North Macedonia's Social Democrats on Thursday faced tough coalition talks after a razor-thin win over nationalist rivals, threatening political instability as the country prepares to start EU membership talks.
The results of Wednesday's election traced deep fault lines in a small Balkan state that has lurched from crisis to crisis in recent years.
It was the first parliamentary poll since the Social Democrats added "North" to the country's name last year -- a move that ended a decades-old dispute with Greece but was highly controversial at home.
With some 36 percent of the vote, the centre-left Social Democrats (SDSM) need allies to rebuild a government.
Protracted coalition talks could see a leadership void at a time when coronavirus infections are surging and the country's already weak economy is headed towards a pandemic-triggered recession.
"We are going into a period of hard party negotiations," said political analyst Nikola Spasov, warning of instability.
According to projections by the state election commission, the Social Democrat camp was in line for 46 seats in the 120-member assembly, followed by 44 from their right-wing rivals VMRO-DPMNE.
If Social Democrat leader and former premier Zoran Zaev fails to muster the necessary alliances, VMRO-DPMNE would be allowed to try.
The nationalist party has been highly critical of the name deal, which opened the door to the EU in exchange for giving Greece exclusive rights to the name Macedonia for its own neighbouring region.
Though VMRO-DPMNE has stopped short of calling for the deal's repeal, they have lambasted the accord as "treason".
- Albanian kingmakers -
The top options for junior partners are parties representing the ethnic Albanian minority, who make up around a quarter of the two million population.
In third was the Democratic Union for Integrity (DUI) with some 15 seats, followed by another rival Albanian camp with 12, according to the election commission.

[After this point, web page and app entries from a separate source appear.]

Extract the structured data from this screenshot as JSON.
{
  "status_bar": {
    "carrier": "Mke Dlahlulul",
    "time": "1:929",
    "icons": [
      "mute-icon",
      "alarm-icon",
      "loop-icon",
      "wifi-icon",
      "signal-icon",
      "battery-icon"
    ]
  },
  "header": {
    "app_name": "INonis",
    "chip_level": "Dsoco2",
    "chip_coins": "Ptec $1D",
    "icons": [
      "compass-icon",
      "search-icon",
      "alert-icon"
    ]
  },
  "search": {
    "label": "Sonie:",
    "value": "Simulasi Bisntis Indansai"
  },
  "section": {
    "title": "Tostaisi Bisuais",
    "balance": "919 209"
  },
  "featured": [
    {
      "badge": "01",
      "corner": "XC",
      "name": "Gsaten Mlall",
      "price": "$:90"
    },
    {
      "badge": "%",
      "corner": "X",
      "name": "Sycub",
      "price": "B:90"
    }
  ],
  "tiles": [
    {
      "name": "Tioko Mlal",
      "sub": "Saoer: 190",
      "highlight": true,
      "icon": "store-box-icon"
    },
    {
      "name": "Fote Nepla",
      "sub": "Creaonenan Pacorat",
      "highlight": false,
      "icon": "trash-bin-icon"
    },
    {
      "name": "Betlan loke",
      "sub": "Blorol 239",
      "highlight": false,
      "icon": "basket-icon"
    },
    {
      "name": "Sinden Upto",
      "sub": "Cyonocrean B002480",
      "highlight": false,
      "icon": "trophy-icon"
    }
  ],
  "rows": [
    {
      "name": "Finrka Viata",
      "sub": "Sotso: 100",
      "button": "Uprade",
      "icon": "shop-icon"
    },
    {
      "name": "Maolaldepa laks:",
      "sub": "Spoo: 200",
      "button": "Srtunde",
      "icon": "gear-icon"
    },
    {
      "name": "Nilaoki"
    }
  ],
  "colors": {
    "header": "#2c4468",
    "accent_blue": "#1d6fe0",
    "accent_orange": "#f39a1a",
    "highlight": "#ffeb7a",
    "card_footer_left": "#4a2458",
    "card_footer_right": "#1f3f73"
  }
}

But DUI, the traditional kingmaker, has this year demanded that its candidate be named prime minister in exchange for any alliance.
Zaev has previously shot down the proposal as "blackmail".
Celebrating a victory after results rolled in early Thursday, he said "our path to progress is confirmed".
"The citizens went out and voted for a clear future, for unity and solidarity, for economic patriotism, for law and order," the 45-year-old said.
Yet opposition leader Hristijan Mickoski insisted the vote still showed an appetite for change.
"This is a hard battle and we will win together," he said, noting that his party had won more votes than the Social Democrats themselves, who were in a pre-election coalition with BESA, an ethnic Albanian party.
The Social Democrats fared slightly worse than in the last poll in 2016, when they ultimately ended VMRO-DPMNE's nearly decade-long reign, a period marked by repression and corruption under now self-exiled former strongman Nikola Gruevski.
Despite the progress with the EU talks, there is a perception that Zaev has "not delivered on some of the key promises, including justice reforms", said Elena Stavrevska, a political scientist at the London School of Economics.
Low wages, high unemployment and widespread corruption have also been gnawing away at public faith in politics for years.
"We have had enough of promises, now it is time for progress," said 70-year-old Dimitar Sumkovski, a voter in the capital Skopje.
- Deadly outbreak -
The elections were held to replace a caretaker government that struggled to manage the coronavirus crisis.
With nearly 400 deaths, the landlocked country has the highest per capita fatality rate in the Western Balkans, according to official data.
The technical government took over after Zaev stepped down six months ago following the EU's initial failure to open accession talks -- a promise Brussels had made in exchange for the name change and other reforms.
The bloc later gave the green light in March, although Skopje is still waiting for a date to start formal negotiations.